Excellent question! The short answer is this: you do not put articles before pronouns! :) Μου is a personal pronoun.
The long answer now:
In order to make some sense of this, firstly you need to know that στην=σε+την (=to+the), so what we now use as an article is in fact a preposition+the definite article. Secondly, you need to know that personal pronouns have two forms, one is strong and one is weak. It is possible to use a structure that includes σε+pronoun, but pronouns do not need to be preceded by articles of course. So, you can either say "(Εσύ) Είσαι δίπλα σε εμένα" (σε+strong pronoun form) meaning "You are next to me" word-for-word or "Είσαι δίπλα μου", which means exactly the same thing but uses the weak form of the pronoun and consequently drops σε.
According to similar examples, the answer should be ,"next to". "By" is here not a good translation, anyway.
"gazette" is not a very common word in English anymore. Yes, there are actual newspapers called "The Gazette" but the word is not in common usage anymore (not in my 50 years anyway).
I know I replied to another similar comment of yours in another discussion, but I'll reply here as well for other users that may have the same question:
“Near = κοντά, next to = δίπλα.”

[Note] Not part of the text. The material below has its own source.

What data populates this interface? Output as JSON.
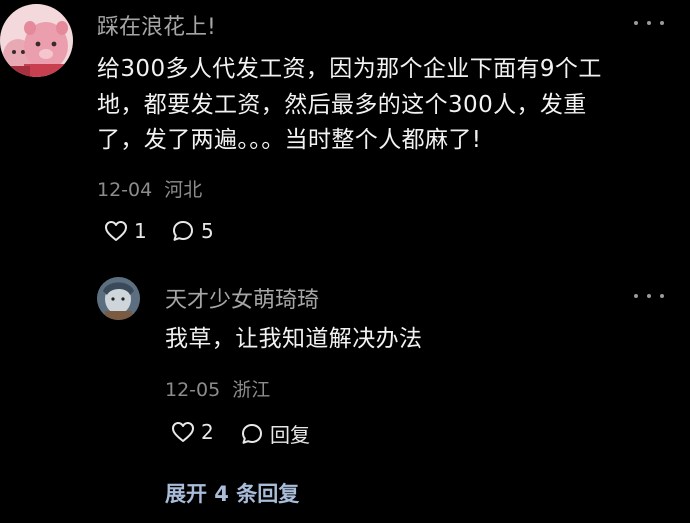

I usually mistake those prepositions en Greek. I see κοντά and I think it means "next to"; the same with δίπλα. Does anyone know a mnemonic or etimological rule to help me use the right one for "near" and "next to"?